In India, a large number of children have been diagnosed with a newly discovered infectious disease, and even professionals are uncertain as to where the outbreak may have originated.
According to a report published in the Lancet Respiratory Medicine Journal
, “tomato flu” was first discovered on May 6 in India and has since infected more children ages 1 to 9.
“Just as we are dealing with the probable emergence of fourth wave of COVID-19, a new virus known as tomato flu, or tomato fever,
has emerged in India in the state of Kerala in children younger than 5 years,” the Lancet Journal
wrote on its website.
Tomato flu was first discovered on May 6, 2022, in the Kollam district of Kerala, and as of July 26, 2022, more than 82 cases in children younger than 5 years old have been reported by local government hospitals.
Tomato Flu or tomato fever is an uncommon viral disease with symptoms that are comparable to Covid-19 and blisters that resembles with monkeypox virus.
Tomato flu produces red rashes, skin irritation, and dehydration. The disease derives its name from the tomato-shaped blisters it causes.
“Tomato flu gained its name on the basis of the eruption of red and painful blisters throughout the body that gradually enlarge to the size of a tomato. These blisters resemble those seen with the monkeypox virus in young individuals.”
Although the symptoms of the tomato flu virus are comparable to those of COVID-19 (both are linked with fever, exhaustion, and bodyaches initially, and some patients with COVID-19 also report rashes on the skin), the virus is not connected to SARS-CoV-2 according to the experts.
The actual cause of the disease is still unknown.
The experts are speculating about the new disease, claiming that it could be an after-effect of chikungunya or dengue fever, or it could be a new variant of the viral hand, foot, and mouth disease.
“Tomato flu could be an after-effect of chikungunya or dengue fever in children rather than a viral infection,” Lancet Journal stated.
“The virus could also be a new variant of the viral hand, foot, and mouth disease, a common infectious disease targeting mostly children aged 1–5 years and immunocompromised adults, and some case studies have even shown hand, foot, and mouth disease in immunocompetent adults.”
“Children are at increased risk of exposure to tomato flu as viral infections are common in this age group and spread is likely to be through close contact.”
The tomato flu is a self-limiting condition, and there is currently no medication that can be used to treat it, according to Lancet Journal.
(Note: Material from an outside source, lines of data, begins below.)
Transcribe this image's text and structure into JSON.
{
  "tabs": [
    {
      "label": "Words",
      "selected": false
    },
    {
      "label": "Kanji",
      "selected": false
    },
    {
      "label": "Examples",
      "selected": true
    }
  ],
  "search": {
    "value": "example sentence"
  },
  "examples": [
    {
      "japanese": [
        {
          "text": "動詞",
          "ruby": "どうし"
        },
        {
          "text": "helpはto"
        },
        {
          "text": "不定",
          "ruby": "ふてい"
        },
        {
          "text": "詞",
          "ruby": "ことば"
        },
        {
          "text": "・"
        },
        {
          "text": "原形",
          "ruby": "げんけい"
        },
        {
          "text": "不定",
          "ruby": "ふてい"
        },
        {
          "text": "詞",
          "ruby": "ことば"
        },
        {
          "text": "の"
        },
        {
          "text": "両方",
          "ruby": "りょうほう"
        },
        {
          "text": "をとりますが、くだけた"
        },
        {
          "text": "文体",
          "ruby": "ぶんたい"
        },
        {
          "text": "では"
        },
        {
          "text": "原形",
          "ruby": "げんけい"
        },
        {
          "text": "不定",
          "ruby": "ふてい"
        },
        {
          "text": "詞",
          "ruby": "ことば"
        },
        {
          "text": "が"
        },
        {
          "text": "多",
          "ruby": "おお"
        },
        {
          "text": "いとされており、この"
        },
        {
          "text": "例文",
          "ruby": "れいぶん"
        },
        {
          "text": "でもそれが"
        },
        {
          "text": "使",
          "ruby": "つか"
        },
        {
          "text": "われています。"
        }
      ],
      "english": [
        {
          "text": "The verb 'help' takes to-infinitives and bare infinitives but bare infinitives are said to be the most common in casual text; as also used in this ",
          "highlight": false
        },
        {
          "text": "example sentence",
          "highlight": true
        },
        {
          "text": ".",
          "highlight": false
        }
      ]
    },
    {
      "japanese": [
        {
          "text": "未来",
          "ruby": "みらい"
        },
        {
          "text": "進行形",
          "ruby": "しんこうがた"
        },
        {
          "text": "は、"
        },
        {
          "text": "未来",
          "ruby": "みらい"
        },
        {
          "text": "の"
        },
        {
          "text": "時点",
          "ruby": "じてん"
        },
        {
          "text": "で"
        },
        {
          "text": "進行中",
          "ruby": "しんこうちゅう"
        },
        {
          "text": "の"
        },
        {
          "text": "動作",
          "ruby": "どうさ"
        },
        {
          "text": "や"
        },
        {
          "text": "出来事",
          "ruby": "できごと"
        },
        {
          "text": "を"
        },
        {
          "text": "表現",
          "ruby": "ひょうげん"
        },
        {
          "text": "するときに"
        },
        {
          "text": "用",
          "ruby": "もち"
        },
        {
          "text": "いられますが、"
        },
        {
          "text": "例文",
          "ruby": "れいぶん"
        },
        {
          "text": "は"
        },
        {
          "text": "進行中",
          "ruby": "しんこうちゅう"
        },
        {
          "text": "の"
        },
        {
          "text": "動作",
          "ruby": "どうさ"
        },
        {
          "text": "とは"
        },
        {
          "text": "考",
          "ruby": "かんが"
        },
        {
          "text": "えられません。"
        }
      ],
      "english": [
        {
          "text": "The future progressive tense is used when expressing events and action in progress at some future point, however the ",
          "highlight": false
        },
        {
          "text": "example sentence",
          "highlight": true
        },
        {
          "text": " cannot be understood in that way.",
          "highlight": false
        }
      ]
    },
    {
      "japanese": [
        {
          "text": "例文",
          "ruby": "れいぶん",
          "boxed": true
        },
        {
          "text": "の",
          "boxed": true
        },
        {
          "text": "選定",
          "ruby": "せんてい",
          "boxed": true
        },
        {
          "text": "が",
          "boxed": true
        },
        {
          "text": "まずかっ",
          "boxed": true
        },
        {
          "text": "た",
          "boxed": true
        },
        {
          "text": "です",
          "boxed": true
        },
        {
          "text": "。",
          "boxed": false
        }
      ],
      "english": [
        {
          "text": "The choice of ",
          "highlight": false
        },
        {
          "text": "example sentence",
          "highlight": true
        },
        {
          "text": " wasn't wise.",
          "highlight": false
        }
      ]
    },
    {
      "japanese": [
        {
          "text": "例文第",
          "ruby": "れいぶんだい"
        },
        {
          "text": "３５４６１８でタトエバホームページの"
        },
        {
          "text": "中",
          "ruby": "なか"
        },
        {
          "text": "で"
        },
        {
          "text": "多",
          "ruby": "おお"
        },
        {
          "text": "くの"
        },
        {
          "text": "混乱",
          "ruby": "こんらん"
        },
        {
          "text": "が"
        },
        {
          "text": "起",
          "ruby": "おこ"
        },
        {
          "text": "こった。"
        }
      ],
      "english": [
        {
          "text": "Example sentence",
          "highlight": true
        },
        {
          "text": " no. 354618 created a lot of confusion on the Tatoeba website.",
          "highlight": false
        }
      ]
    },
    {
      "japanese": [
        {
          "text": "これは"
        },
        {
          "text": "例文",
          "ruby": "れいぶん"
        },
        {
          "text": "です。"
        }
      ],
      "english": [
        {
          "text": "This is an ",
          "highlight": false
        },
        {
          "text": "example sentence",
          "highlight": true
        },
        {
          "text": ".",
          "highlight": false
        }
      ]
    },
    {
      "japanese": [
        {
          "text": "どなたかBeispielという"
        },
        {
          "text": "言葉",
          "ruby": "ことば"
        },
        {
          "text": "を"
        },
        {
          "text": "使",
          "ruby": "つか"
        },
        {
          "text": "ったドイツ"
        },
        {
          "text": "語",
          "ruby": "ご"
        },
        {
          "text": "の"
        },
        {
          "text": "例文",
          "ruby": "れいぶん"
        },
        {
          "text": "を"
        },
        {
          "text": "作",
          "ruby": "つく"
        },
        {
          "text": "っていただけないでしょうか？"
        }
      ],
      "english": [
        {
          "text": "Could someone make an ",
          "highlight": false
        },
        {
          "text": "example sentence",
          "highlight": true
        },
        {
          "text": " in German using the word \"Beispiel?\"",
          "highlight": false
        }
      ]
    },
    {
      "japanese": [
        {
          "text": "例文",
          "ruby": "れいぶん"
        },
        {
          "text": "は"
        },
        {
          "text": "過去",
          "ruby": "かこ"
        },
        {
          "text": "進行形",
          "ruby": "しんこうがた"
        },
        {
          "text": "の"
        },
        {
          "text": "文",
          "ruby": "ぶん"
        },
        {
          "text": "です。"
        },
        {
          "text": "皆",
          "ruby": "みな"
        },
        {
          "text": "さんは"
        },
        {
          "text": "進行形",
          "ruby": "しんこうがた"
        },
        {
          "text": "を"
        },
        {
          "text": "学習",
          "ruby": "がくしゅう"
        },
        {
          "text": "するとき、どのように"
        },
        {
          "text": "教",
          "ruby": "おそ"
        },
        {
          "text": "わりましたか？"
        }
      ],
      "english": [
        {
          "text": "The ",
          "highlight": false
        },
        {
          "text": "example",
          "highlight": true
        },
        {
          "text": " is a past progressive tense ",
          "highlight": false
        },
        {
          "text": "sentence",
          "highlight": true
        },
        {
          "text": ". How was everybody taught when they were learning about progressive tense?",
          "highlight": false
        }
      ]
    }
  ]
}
“Drug repurposing and vaccination are the most efficacious and cost-effective approaches to ensure the safety of public health from viral infections, especially in children, older people, immunocompromised people, and those with underlying health issues. As yet, no antiviral drugs or vaccines are available for the treatment or prevention of tomato flu. Further follow-up and monitoring for serious outcomes and sequelae is needed to better understand the need for potential treatments.”
“Similar to other types of influenza, tomato flu is very contagious. Hence, it is mandatory to follow careful isolation of confirmed or suspected cases and other precautionary steps to prevent the outbreak of the tomato flu virus from Kerala to other parts of India.
“Isolation should be followed for 5–7 days from symptom onset to prevent the spread of infection to other children or adults. The best solution for prevention is the maintenance of proper hygiene and sanitisation of the surrounding necessities and environment as well as preventing the infected child from sharing toys, clothes, food, or other items with other non-infected children,” according to the experts.